"So it would be asserting myself in a very different way."

Despite that, Nyuon said she was conflicted over the arrangement.

"I felt as if I, I think, personally I felt as if I wasn't strong enough to have stood up to my
culture and say, 'I actually don't want to pay this amount of cows for me,'" she said.

"So I felt quite conflicted throughout my wedding and I think I feel quite conflicted now even now speaking honestly in that ... I'm not quite settled with the dowry stuff and I don't think that some of the things that come off the practice itself are justifiable."

The exchange of a dowry for a bride has long been tradition among those of Islamic faith, as well as a widespread practice in Africa and South Asia.

Requesting a dowry was outlawed in India in 1961 but the practice continues in many migrant communities in Australia and is often linked to domestic violence.

Last year, the Victorian Royal Commission into Family Violence recommended Victoria consider new laws which include dowry-related abuse as a form of domestic violence.

Nyuon said in Nuer culture, the ethnic group concentrated in the South Sudan, men essentially own their wives and children after the exchange of a dowry, giving women no rights.

"I think that the issues within the marriage themselves can be exacerbated by the fact that someone has paid a dowry for you and I think there can be assumptions about what you're supposed to do, what you're not supposed to do," she said.

"I also know that culturally one of the things that, for example, makes me anti dowry is the fact that I don't have the same right to my children, at least in Nuer cultural law I won't have the same rights to my children as my husband would because my husband has paid a dowry, you know, so my children will always be part of his family.

"They will take his name but they will never be part of my family.

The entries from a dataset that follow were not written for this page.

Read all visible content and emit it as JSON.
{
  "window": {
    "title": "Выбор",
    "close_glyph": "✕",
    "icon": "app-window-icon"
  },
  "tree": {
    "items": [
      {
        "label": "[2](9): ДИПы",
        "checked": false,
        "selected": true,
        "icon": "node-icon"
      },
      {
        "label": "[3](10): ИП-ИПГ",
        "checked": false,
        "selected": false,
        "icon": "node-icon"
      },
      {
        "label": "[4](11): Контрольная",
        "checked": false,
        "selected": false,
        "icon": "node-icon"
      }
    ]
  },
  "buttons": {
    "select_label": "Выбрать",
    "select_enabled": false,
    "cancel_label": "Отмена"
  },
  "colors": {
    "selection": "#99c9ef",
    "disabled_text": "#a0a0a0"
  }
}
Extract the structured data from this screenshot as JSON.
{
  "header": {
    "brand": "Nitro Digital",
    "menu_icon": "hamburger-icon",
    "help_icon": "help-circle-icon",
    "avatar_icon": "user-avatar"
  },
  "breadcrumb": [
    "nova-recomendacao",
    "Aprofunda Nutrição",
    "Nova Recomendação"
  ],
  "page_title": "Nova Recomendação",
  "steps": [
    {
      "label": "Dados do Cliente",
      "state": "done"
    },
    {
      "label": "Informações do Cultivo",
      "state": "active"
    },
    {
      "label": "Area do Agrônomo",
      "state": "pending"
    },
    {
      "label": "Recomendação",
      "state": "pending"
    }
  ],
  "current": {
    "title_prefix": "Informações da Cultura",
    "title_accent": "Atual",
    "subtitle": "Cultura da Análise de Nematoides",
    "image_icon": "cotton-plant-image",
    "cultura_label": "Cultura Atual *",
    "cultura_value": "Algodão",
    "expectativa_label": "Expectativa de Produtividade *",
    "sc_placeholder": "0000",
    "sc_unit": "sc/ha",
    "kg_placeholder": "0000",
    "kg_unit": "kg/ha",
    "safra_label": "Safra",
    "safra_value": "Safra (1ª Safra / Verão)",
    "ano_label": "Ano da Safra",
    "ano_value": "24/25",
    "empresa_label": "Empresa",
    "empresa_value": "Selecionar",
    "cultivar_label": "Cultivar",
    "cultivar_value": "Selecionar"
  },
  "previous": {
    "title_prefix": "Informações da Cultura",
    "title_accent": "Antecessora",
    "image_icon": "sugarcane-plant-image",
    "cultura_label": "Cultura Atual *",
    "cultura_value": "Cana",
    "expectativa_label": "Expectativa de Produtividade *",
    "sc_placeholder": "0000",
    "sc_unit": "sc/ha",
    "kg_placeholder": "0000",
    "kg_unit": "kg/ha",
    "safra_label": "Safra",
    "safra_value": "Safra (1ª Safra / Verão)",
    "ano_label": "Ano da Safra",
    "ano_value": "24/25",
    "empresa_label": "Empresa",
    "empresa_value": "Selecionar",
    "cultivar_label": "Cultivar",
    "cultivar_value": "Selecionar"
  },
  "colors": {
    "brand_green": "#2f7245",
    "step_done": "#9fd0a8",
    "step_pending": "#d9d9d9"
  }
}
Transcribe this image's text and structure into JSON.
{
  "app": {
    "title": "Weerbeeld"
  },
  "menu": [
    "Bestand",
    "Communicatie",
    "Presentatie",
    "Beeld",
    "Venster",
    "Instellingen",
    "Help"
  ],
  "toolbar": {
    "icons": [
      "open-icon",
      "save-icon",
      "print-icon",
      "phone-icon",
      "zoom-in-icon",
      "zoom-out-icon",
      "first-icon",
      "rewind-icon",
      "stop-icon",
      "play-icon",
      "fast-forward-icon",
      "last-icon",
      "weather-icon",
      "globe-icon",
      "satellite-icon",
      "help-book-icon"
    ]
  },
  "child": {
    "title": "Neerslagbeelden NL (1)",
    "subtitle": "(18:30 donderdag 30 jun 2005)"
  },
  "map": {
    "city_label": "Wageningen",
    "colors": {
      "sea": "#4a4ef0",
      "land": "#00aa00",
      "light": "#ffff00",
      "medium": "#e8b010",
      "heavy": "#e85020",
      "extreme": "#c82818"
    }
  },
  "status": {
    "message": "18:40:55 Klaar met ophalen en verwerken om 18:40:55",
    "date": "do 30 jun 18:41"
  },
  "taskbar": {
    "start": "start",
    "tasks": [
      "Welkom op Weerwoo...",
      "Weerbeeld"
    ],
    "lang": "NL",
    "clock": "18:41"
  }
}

Whereas if he didn't pay the dowry, then the kids could legally be named under Nuer culture under my father's name."

The program talks to a number of couples about the practice, including Brisbane Muslim woman Naseema Mustapha, a social worker, who decided with her prospective husband and fellow social worker Mohamed to personalise her dowry.

She told Insight she requested Mohamed to buy and slaughter a goat to cook it and feed the poor, as a way of honouring the tradition without compromising her equality in her marriage.